Maps help us better understand where we are coming from and where we are going. There is a big difference between traveling from St. Paul, MN to Chicago, IL and from St. Paul to Honolulu, HI.
A good map makes all the difference in understanding where we are and where we’re going. Also, a strong picture of the destination helps motivate followers and helps us all know when we’ve succeeded.
Planning Resources and Strategy
That map also helps us understand what we will need on the journey. What resources are required? What’s the best strategy to get there? I need different resources and strategy to get to Chicago than I do to Honolulu.
Maps help us understand the resources and strategies required for success on the journey.
Anticipating Roadblocks and Detours
Good maps help us see where we will have trouble along the way. When I was a kid, I remember my dad ordering travel maps from AAA a few weeks ahead of a trip. These maps often included warnings about planned and in-process construction. Google Maps does the same thing today (with amazing accuracy and almost up-to-the-minute adjustments).
Maps help us anticipate the challenges that we’ll encounter on our journey. This allows us to adjust resource and strategy planning.
Enjoying Oases and Scenic Views
On those family trips I also remember studying the map for picnic bench symbols and forest tree symbols along our route. Those were wayside rests (bathroom!) and parks. Coordinating bathroom stops for six people can be a struggle, so we had to know where those stops were. Mom always had a picnic lunch packed to enjoy along the way and parks were the best place to eat. Sometimes we would stop at scenic views or historic sites as well.
It’s important to know when to take breaks.

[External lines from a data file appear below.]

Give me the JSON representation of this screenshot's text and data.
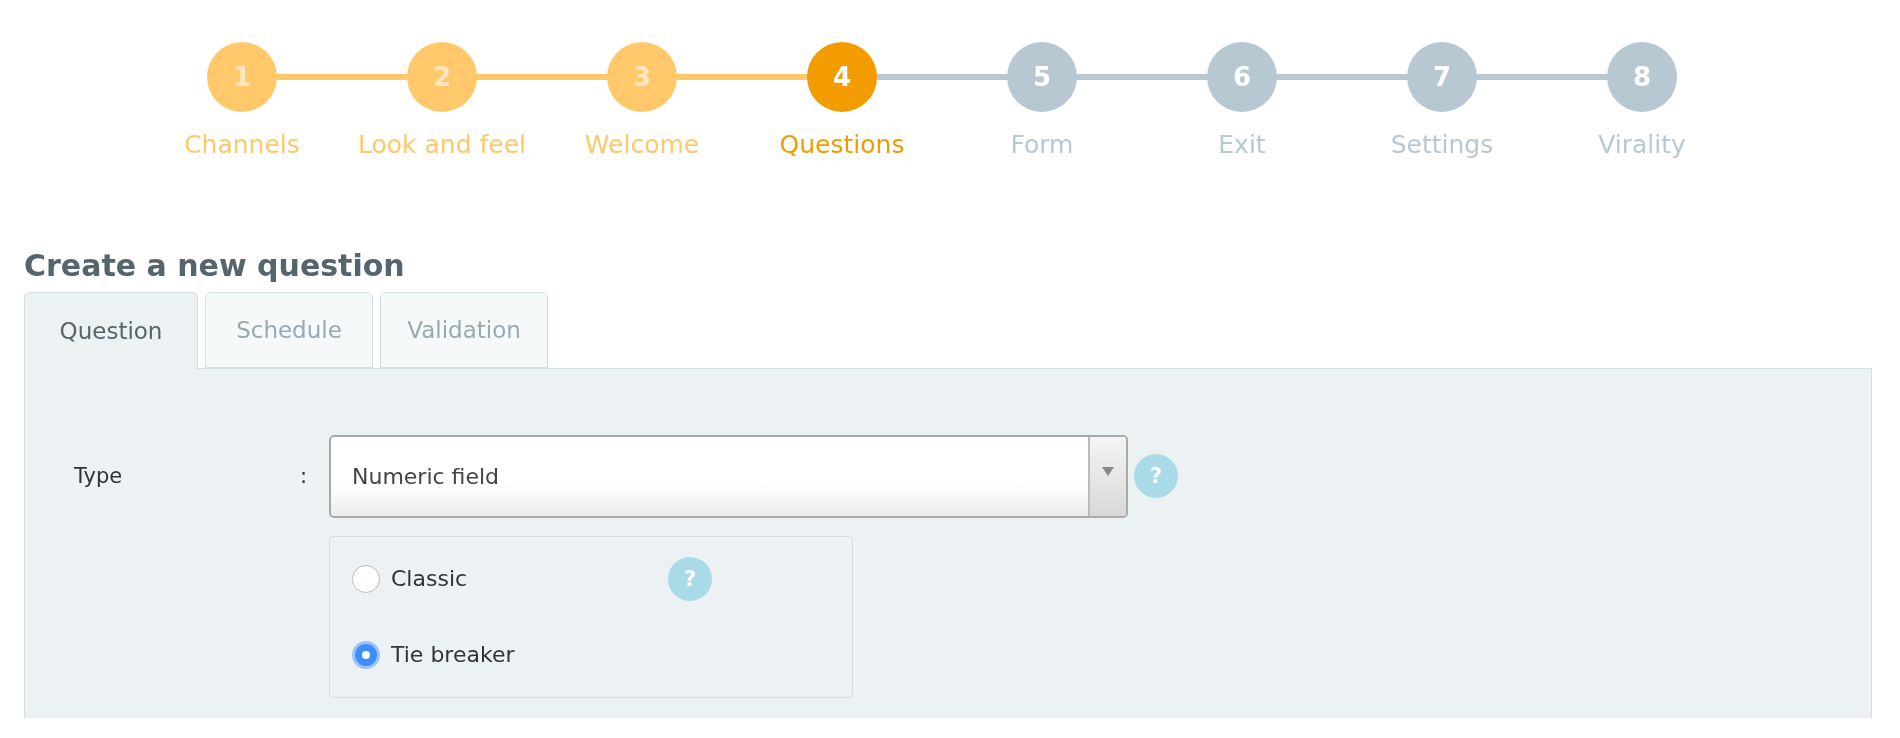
{
  "steps": [
    {
      "number": "1",
      "label": "Channels",
      "completed": true,
      "selected": false
    },
    {
      "number": "2",
      "label": "Look and feel",
      "completed": true,
      "selected": false
    },
    {
      "number": "3",
      "label": "Welcome",
      "completed": true,
      "selected": false
    },
    {
      "number": "4",
      "label": "Questions",
      "completed": false,
      "selected": true
    },
    {
      "number": "5",
      "label": "Form",
      "completed": false,
      "selected": false
    },
    {
      "number": "6",
      "label": "Exit",
      "completed": false,
      "selected": false
    },
    {
      "number": "7",
      "label": "Settings",
      "completed": false,
      "selected": false
    },
    {
      "number": "8",
      "label": "Virality",
      "completed": false,
      "selected": false
    }
  ],
  "heading": "Create a new question",
  "tabs": [
    {
      "label": "Question",
      "selected": true
    },
    {
      "label": "Schedule",
      "selected": false
    },
    {
      "label": "Validation",
      "selected": false
    }
  ],
  "form": {
    "type_field": {
      "label": "Type",
      "separator": ":",
      "value": "Numeric field",
      "help": "?"
    },
    "options": [
      {
        "label": "Classic",
        "selected": false,
        "help": "?"
      },
      {
        "label": "Tie breaker",
        "selected": true
      }
    ]
  }
}
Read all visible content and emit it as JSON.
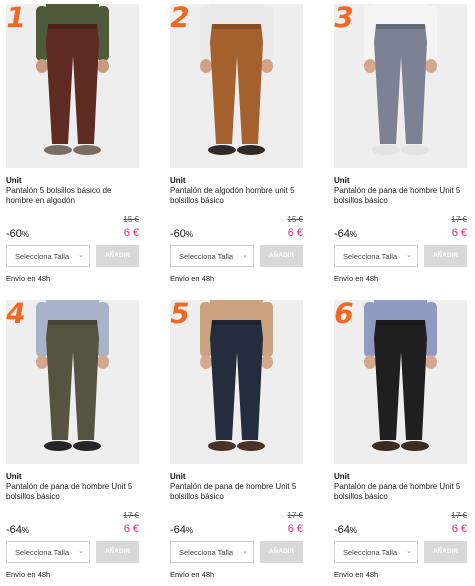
{
  "products": [
    {
      "rank": "1",
      "brand": "Unit",
      "title": "Pantalón 5 bolsillos básico de hombre en algodón",
      "old_price": "15 €",
      "discount": "-60",
      "discount_unit": "%",
      "price": "6 €",
      "select_label": "Selecciona Talla",
      "add_label": "AÑADIR",
      "shipping": "Envío en 48h",
      "pant_color": "#5e2a22",
      "shoe_color": "#7a6c62",
      "shirt_color": "#4f5a3a",
      "skin": "#c89a7e"
    },
    {
      "rank": "2",
      "brand": "Unit",
      "title": "Pantalón de algodón hombre unit 5 bolsillos básico",
      "old_price": "15 €",
      "discount": "-60",
      "discount_unit": "%",
      "price": "6 €",
      "select_label": "Selecciona Talla",
      "add_label": "AÑADIR",
      "shipping": "Envío en 48h",
      "pant_color": "#a4612e",
      "shoe_color": "#2f2a26",
      "shirt_color": "#e9e9e9",
      "skin": "#d2a284"
    },
    {
      "rank": "3",
      "brand": "Unit",
      "title": "Pantalón de pana de hombre Unit 5 bolsillos básico",
      "old_price": "17 €",
      "discount": "-64",
      "discount_unit": "%",
      "price": "6 €",
      "select_label": "Selecciona Talla",
      "add_label": "AÑADIR",
      "shipping": "Envío en 48h",
      "pant_color": "#7c8293",
      "shoe_color": "#e3e3e3",
      "shirt_color": "#f4f4f4",
      "skin": "#d4a88c"
    },
    {
      "rank": "4",
      "brand": "Unit",
      "title": "Pantalón de pana de hombre Unit 5 bolsillos básico",
      "old_price": "17 €",
      "discount": "-64",
      "discount_unit": "%",
      "price": "6 €",
      "select_label": "Selecciona Talla",
      "add_label": "AÑADIR",
      "shipping": "Envío en 48h",
      "pant_color": "#565341",
      "shoe_color": "#262626",
      "shirt_color": "#a6b3c9",
      "skin": "#d4a88c"
    },
    {
      "rank": "5",
      "brand": "Unit",
      "title": "Pantalón de pana de hombre Unit 5 bolsillos básico",
      "old_price": "17 €",
      "discount": "-64",
      "discount_unit": "%",
      "price": "6 €",
      "select_label": "Selecciona Talla",
      "add_label": "AÑADIR",
      "shipping": "Envío en 48h",
      "pant_color": "#252c3d",
      "shoe_color": "#4a3326",
      "shirt_color": "#c9a27f",
      "skin": "#d4a88c"
    },
    {
      "rank": "6",
      "brand": "Unit",
      "title": "Pantalón de pana de hombre Unit 5 bolsillos básico",
      "old_price": "17 €",
      "discount": "-64",
      "discount_unit": "%",
      "price": "6 €",
      "select_label": "Selecciona Talla",
      "add_label": "AÑADIR",
      "shipping": "Envío en 48h",
      "pant_color": "#1f1f1f",
      "shoe_color": "#3b2c22",
      "shirt_color": "#8e9ac0",
      "skin": "#d4a88c"
    }
  ]
}
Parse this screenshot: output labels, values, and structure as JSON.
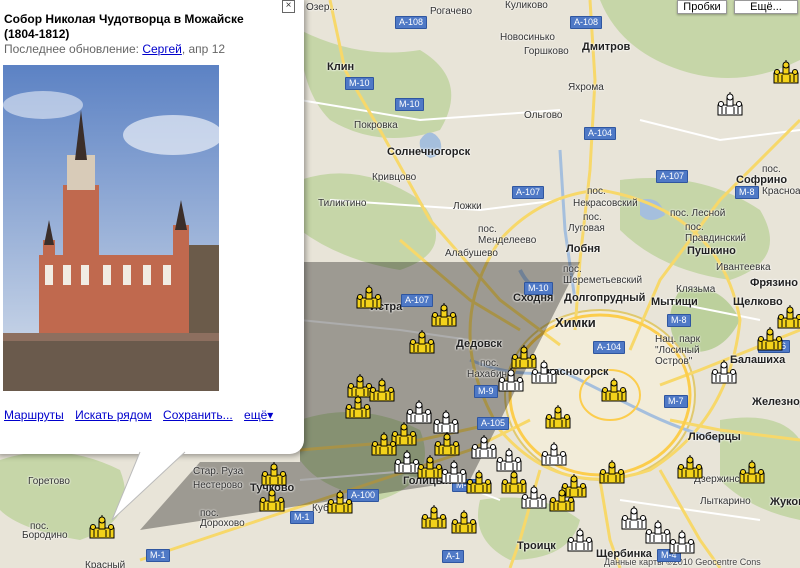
{
  "map_controls": {
    "traffic_label": "Пробки",
    "more_label": "Ещё..."
  },
  "popup": {
    "title": "Собор Николая Чудотворца в Можайске (1804-1812)",
    "updated_prefix": "Последнее обновление:",
    "updated_user": "Сергей",
    "updated_date": ", апр 12",
    "links": {
      "routes": "Маршруты",
      "search_nearby": "Искать рядом",
      "save": "Сохранить...",
      "more": "ещё▾"
    }
  },
  "places": {
    "ozer": "Озер...",
    "rogachevo": "Рогачево",
    "kulikovo": "Куликово",
    "dmitrov": "Дмитров",
    "novosinkovo": "Новосинько",
    "gorshkovo": "Горшково",
    "klin": "Клин",
    "yakhroma": "Яхрома",
    "olgovo": "Ольгово",
    "pokrovka": "Покровка",
    "solnechnogorsk": "Солнечногорск",
    "krivtsovo": "Кривцово",
    "pos": "пос.",
    "sofrino": "Софрино",
    "krasnoar": "Красноар",
    "tiliktino": "Тиликтино",
    "lozhki": "Ложки",
    "nekrasovsky": "Некрасовский",
    "lugovaya": "Луговая",
    "lesnoy": "пос. Лесной",
    "pravdinsky": "Правдинский",
    "mendeleevo": "Менделеево",
    "lobnya": "Лобня",
    "pushkino": "Пушкино",
    "alabushevo": "Алабушево",
    "ivanteevka": "Ивантеевка",
    "sheremetyevsky": "Шереметьевский",
    "klyazma": "Клязьма",
    "fryazino": "Фрязино",
    "istra": "Истра",
    "skhodnya": "Сходня",
    "dolgoprudny": "Долгопрудный",
    "mytishchi": "Мытищи",
    "shchelkovo": "Щелково",
    "dedovsk": "Дедовск",
    "khimki": "Химки",
    "nakhabino": "Нахабино",
    "krasnogorsk": "Красногорск",
    "nats_park": "Нац. парк \"Лосиный Остров\"",
    "balashikha": "Балашиха",
    "zheleznodor": "Железнодор",
    "lyubertsy": "Люберцы",
    "goretovo": "Горетово",
    "star_ruza": "Стар. Руза",
    "tuchkovo": "Тучково",
    "golitsyno": "Голицыно",
    "nesterovo": "Нестерово",
    "dzerzhinsky": "Дзержинский",
    "kubinka": "Кубинка",
    "lytkarino": "Лыткарино",
    "zhukovsky": "Жуковск",
    "borodino": "Бородино",
    "dorokhovo": "Дорохово",
    "troitsk": "Троицк",
    "shcherbinka": "Щербинка",
    "krasny": "Красный",
    "copyright": "Данные карты ©2010 Geocentre Cons"
  },
  "roads": {
    "a108a": "A-108",
    "a108b": "A-108",
    "m10a": "M-10",
    "m10b": "M-10",
    "m10c": "M-10",
    "a104a": "A-104",
    "a104b": "A-104",
    "a107a": "A-107",
    "a107b": "A-107",
    "a107c": "A-107",
    "m8a": "M-8",
    "m8b": "M-8",
    "m9": "M-9",
    "m7": "M-7",
    "a105": "A-105",
    "a106": "A-106",
    "a100": "A-100",
    "m1a": "M-1",
    "m1b": "M-1",
    "m4": "M-4",
    "m3": "M-3",
    "a1": "A-1"
  },
  "colors": {
    "water": "#a5bfdd",
    "forest": "#c2d3a5",
    "city": "#f2ecd9",
    "motorway": "#fccd4d",
    "major": "#f9e79a",
    "shadow": "#000000"
  }
}
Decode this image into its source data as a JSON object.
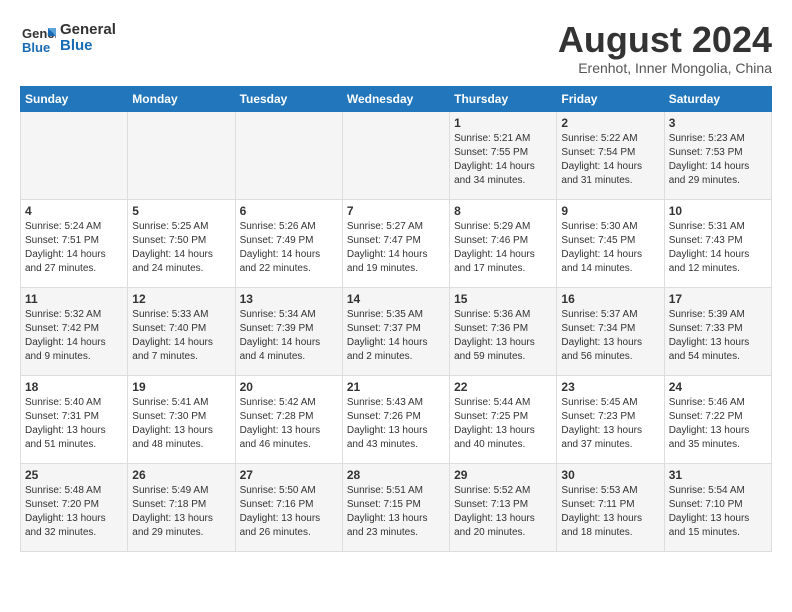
{
  "logo": {
    "line1": "General",
    "line2": "Blue"
  },
  "title": "August 2024",
  "subtitle": "Erenhot, Inner Mongolia, China",
  "days_of_week": [
    "Sunday",
    "Monday",
    "Tuesday",
    "Wednesday",
    "Thursday",
    "Friday",
    "Saturday"
  ],
  "weeks": [
    [
      {
        "day": "",
        "content": ""
      },
      {
        "day": "",
        "content": ""
      },
      {
        "day": "",
        "content": ""
      },
      {
        "day": "",
        "content": ""
      },
      {
        "day": "1",
        "content": "Sunrise: 5:21 AM\nSunset: 7:55 PM\nDaylight: 14 hours\nand 34 minutes."
      },
      {
        "day": "2",
        "content": "Sunrise: 5:22 AM\nSunset: 7:54 PM\nDaylight: 14 hours\nand 31 minutes."
      },
      {
        "day": "3",
        "content": "Sunrise: 5:23 AM\nSunset: 7:53 PM\nDaylight: 14 hours\nand 29 minutes."
      }
    ],
    [
      {
        "day": "4",
        "content": "Sunrise: 5:24 AM\nSunset: 7:51 PM\nDaylight: 14 hours\nand 27 minutes."
      },
      {
        "day": "5",
        "content": "Sunrise: 5:25 AM\nSunset: 7:50 PM\nDaylight: 14 hours\nand 24 minutes."
      },
      {
        "day": "6",
        "content": "Sunrise: 5:26 AM\nSunset: 7:49 PM\nDaylight: 14 hours\nand 22 minutes."
      },
      {
        "day": "7",
        "content": "Sunrise: 5:27 AM\nSunset: 7:47 PM\nDaylight: 14 hours\nand 19 minutes."
      },
      {
        "day": "8",
        "content": "Sunrise: 5:29 AM\nSunset: 7:46 PM\nDaylight: 14 hours\nand 17 minutes."
      },
      {
        "day": "9",
        "content": "Sunrise: 5:30 AM\nSunset: 7:45 PM\nDaylight: 14 hours\nand 14 minutes."
      },
      {
        "day": "10",
        "content": "Sunrise: 5:31 AM\nSunset: 7:43 PM\nDaylight: 14 hours\nand 12 minutes."
      }
    ],
    [
      {
        "day": "11",
        "content": "Sunrise: 5:32 AM\nSunset: 7:42 PM\nDaylight: 14 hours\nand 9 minutes."
      },
      {
        "day": "12",
        "content": "Sunrise: 5:33 AM\nSunset: 7:40 PM\nDaylight: 14 hours\nand 7 minutes."
      },
      {
        "day": "13",
        "content": "Sunrise: 5:34 AM\nSunset: 7:39 PM\nDaylight: 14 hours\nand 4 minutes."
      },
      {
        "day": "14",
        "content": "Sunrise: 5:35 AM\nSunset: 7:37 PM\nDaylight: 14 hours\nand 2 minutes."
      },
      {
        "day": "15",
        "content": "Sunrise: 5:36 AM\nSunset: 7:36 PM\nDaylight: 13 hours\nand 59 minutes."
      },
      {
        "day": "16",
        "content": "Sunrise: 5:37 AM\nSunset: 7:34 PM\nDaylight: 13 hours\nand 56 minutes."
      },
      {
        "day": "17",
        "content": "Sunrise: 5:39 AM\nSunset: 7:33 PM\nDaylight: 13 hours\nand 54 minutes."
      }
    ],
    [
      {
        "day": "18",
        "content": "Sunrise: 5:40 AM\nSunset: 7:31 PM\nDaylight: 13 hours\nand 51 minutes."
      },
      {
        "day": "19",
        "content": "Sunrise: 5:41 AM\nSunset: 7:30 PM\nDaylight: 13 hours\nand 48 minutes."
      },
      {
        "day": "20",
        "content": "Sunrise: 5:42 AM\nSunset: 7:28 PM\nDaylight: 13 hours\nand 46 minutes."
      },
      {
        "day": "21",
        "content": "Sunrise: 5:43 AM\nSunset: 7:26 PM\nDaylight: 13 hours\nand 43 minutes."
      },
      {
        "day": "22",
        "content": "Sunrise: 5:44 AM\nSunset: 7:25 PM\nDaylight: 13 hours\nand 40 minutes."
      },
      {
        "day": "23",
        "content": "Sunrise: 5:45 AM\nSunset: 7:23 PM\nDaylight: 13 hours\nand 37 minutes."
      },
      {
        "day": "24",
        "content": "Sunrise: 5:46 AM\nSunset: 7:22 PM\nDaylight: 13 hours\nand 35 minutes."
      }
    ],
    [
      {
        "day": "25",
        "content": "Sunrise: 5:48 AM\nSunset: 7:20 PM\nDaylight: 13 hours\nand 32 minutes."
      },
      {
        "day": "26",
        "content": "Sunrise: 5:49 AM\nSunset: 7:18 PM\nDaylight: 13 hours\nand 29 minutes."
      },
      {
        "day": "27",
        "content": "Sunrise: 5:50 AM\nSunset: 7:16 PM\nDaylight: 13 hours\nand 26 minutes."
      },
      {
        "day": "28",
        "content": "Sunrise: 5:51 AM\nSunset: 7:15 PM\nDaylight: 13 hours\nand 23 minutes."
      },
      {
        "day": "29",
        "content": "Sunrise: 5:52 AM\nSunset: 7:13 PM\nDaylight: 13 hours\nand 20 minutes."
      },
      {
        "day": "30",
        "content": "Sunrise: 5:53 AM\nSunset: 7:11 PM\nDaylight: 13 hours\nand 18 minutes."
      },
      {
        "day": "31",
        "content": "Sunrise: 5:54 AM\nSunset: 7:10 PM\nDaylight: 13 hours\nand 15 minutes."
      }
    ]
  ]
}
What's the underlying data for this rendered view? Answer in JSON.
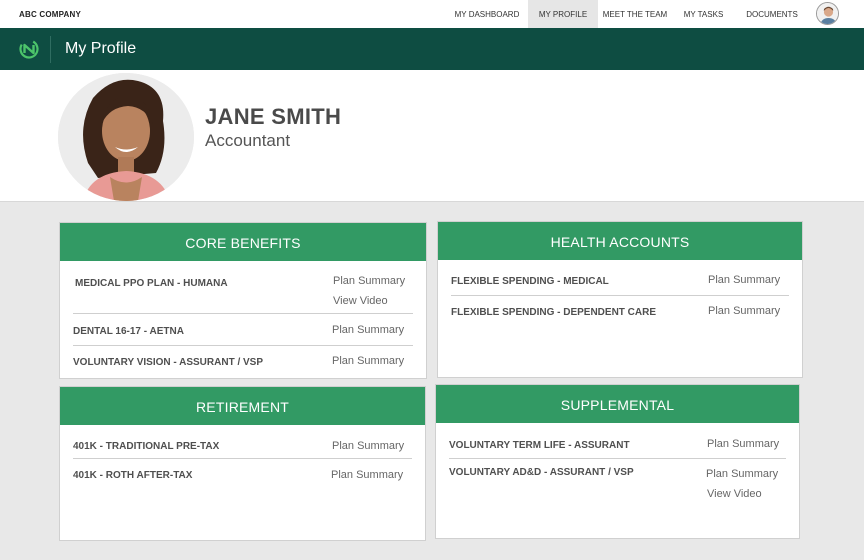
{
  "company": "ABC COMPANY",
  "nav": {
    "items": [
      {
        "label": "MY DASHBOARD",
        "active": false
      },
      {
        "label": "MY PROFILE",
        "active": true
      },
      {
        "label": "MEET THE TEAM",
        "active": false
      },
      {
        "label": "MY TASKS",
        "active": false
      },
      {
        "label": "DOCUMENTS",
        "active": false
      }
    ]
  },
  "header": {
    "title": "My Profile"
  },
  "profile": {
    "name": "JANE SMITH",
    "title": "Accountant"
  },
  "colors": {
    "nav_dark": "#0e4d42",
    "card_header": "#329a64",
    "logo": "#4cc46a"
  },
  "cards": {
    "core": {
      "title": "CORE BENEFITS",
      "rows": [
        {
          "label": "MEDICAL PPO PLAN - HUMANA",
          "link1": "Plan Summary",
          "link2": "View Video"
        },
        {
          "label": "DENTAL 16-17 - AETNA",
          "link1": "Plan Summary"
        },
        {
          "label": "VOLUNTARY VISION - ASSURANT / VSP",
          "link1": "Plan Summary"
        }
      ]
    },
    "health": {
      "title": "HEALTH ACCOUNTS",
      "rows": [
        {
          "label": "FLEXIBLE SPENDING - MEDICAL",
          "link1": "Plan Summary"
        },
        {
          "label": "FLEXIBLE SPENDING - DEPENDENT CARE",
          "link1": "Plan Summary"
        }
      ]
    },
    "retirement": {
      "title": "RETIREMENT",
      "rows": [
        {
          "label": "401K - TRADITIONAL PRE-TAX",
          "link1": "Plan Summary"
        },
        {
          "label": "401K - ROTH AFTER-TAX",
          "link1": "Plan Summary"
        }
      ]
    },
    "supplemental": {
      "title": "SUPPLEMENTAL",
      "rows": [
        {
          "label": "VOLUNTARY TERM LIFE - ASSURANT",
          "link1": "Plan Summary"
        },
        {
          "label": "VOLUNTARY AD&D - ASSURANT / VSP",
          "link1": "Plan Summary",
          "link2": "View Video"
        }
      ]
    }
  }
}
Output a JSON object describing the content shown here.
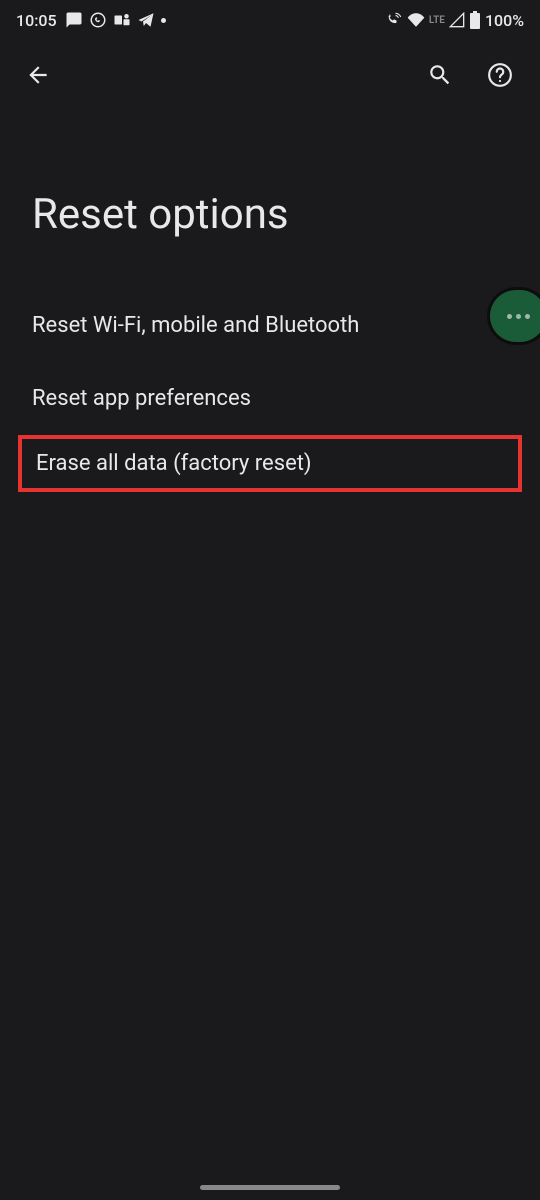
{
  "status_bar": {
    "time": "10:05",
    "battery_text": "100%",
    "network_label": "LTE"
  },
  "app_bar": {},
  "page": {
    "title": "Reset options"
  },
  "options": [
    {
      "label": "Reset Wi-Fi, mobile and Bluetooth"
    },
    {
      "label": "Reset app preferences"
    },
    {
      "label": "Erase all data (factory reset)"
    }
  ]
}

It’s also important to take time to enjoy the journey.
Do you strategically use maps with your team? How do you help followers understand these essential elements of working together on a journey to success?
Pull out a map for your next team meeting and ask your group how maps are helpful. Then use map language and imagery to have a conversation with them about a journey the team is currently on. I think you’ll find that the team has more unity and ability to travel in the same direction.
Dr. Scott Yorkovich is a leadership coach and consultant. He works with individuals, small and medium organizations, and ministries. Contact him at ScottYorkovich[at]LeadStrategic.com with your questions.